TOKYO -- A South Korean ex-police chief has been arrested in the attempted cover-up of the torture death of a student activist last year, but the nearly fatal torturing of a teen-age suspect last week has raised questions about the extent to which South Korean police have changed their methods despite recent democratization.

Kang Min Chang, 55, former director of the National Police Headquarters, was arrested last weekend for his alleged role in trying to conceal the torture of Park Chong Chul, a student activist whose death one year ago provided the key rallying point for South Korean opposition forces last year.

Kang, charged with negligence in performing his duties, is the highest-ranking law enforcement officer to be arrested in South Korea since 1960, when a police chief was arrested for the brutal suppression of a student revolt.

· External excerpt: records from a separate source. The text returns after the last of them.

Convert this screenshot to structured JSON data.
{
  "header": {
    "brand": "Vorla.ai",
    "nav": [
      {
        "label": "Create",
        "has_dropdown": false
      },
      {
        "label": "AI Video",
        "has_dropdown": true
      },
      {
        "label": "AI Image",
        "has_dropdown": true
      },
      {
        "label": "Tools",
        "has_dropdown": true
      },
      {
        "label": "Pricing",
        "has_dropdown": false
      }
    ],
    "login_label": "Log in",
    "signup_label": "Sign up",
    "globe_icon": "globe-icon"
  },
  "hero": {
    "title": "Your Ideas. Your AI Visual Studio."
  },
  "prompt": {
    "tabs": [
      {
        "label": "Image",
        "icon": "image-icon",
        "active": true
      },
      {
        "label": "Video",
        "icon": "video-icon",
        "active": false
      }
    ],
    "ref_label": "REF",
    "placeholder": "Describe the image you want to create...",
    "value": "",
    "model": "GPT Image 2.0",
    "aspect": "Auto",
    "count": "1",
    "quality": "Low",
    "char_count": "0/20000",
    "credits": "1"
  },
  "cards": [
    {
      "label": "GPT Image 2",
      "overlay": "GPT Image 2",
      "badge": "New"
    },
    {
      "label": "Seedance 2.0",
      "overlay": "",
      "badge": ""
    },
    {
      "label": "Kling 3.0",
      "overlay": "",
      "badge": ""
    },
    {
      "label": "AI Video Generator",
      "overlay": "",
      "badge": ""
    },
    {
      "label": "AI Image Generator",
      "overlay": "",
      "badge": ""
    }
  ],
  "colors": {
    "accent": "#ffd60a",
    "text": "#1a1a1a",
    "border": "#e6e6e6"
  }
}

Kang's arrest, prompted by recent testimony from a doctor who conducted the autopsy of the 21-year-old student's body, peels back a third layer of a cover-up that has been unraveling since Park's death on Jan. 14, 1987.

The Korea Herald editorialized Tuesday that Kang's arrest demonstrates South Korea's commitment to "equality before the law." But the newspaper then noted that a teen-age murder suspect is now in an apparently irreversible coma after being severely beaten by police officers in a police station basement.

"Torture is one of the darkest spots in the tradition of our law enforcement system," the newspaper said. "It has been very slow in dying out despite popular outcries and legal safeguards against it."

South Korea last month elected a new president, Roh Tae Woo, ushering in what officials said would be a new democratic era for a nation long ruled by military-installed, authoritarian governments. Opposition politicians have said that a key test for Roh, who is leader of the ruling party, will be his commitment to curbing the nation's vast and intrusive law enforcement and intelligence agencies.

South Korean officials have always claimed that torture in the nation's jails is rare. Opposition politicians and outside human rights groups, however, have documented many cases.

In the wake of the latest torture case, the incumbent national police chief, Kwon Pok Kyong, this week directed police across the nation to respect the rights of suspects in custody, "no matter how serious the nature of their alleged crimes."

The latest case involved a 17-year-old identified as Myong No Yol, suspected of raping and murdering a high school girl in December. Myong, his hands and legs tied, was severely beaten over the course of four days, from Jan. 9 to Jan. 12, in the basement of the Suwon police station south of Seoul as police attempted to extract a confession, investigators said.

Despite his frequent vomiting, police did not take him to the hospital until he lapsed into a coma, according to news reports. Doctors found water in his lungs, likely indicating water torture, the accounts said. Three officers have been charged in the case and in an alleged attempt to cover it up.

The Park Chong Chul case shocked the nation one year ago, galvanized the opposition to President Chun Doo Hwan and eventually forced December's presidential election, South Korea's first in 16 years.

Police officials first maintained that Park had died of shock. When that story was met by disbelief, then-police chief Kang admitted that Park had been tortured to death and two low-ranking officers were charged. Six other officers eventually were implicated in the death and subsequent cover-up.

Kang was questioned at the time but was determined to have played no part in the cover-up. He resigned shortly after the incident.

But last week, on the anniversary of Park Chong Chul's death, the doctor who performed the autopsy implicated Kang in an alteration of the report.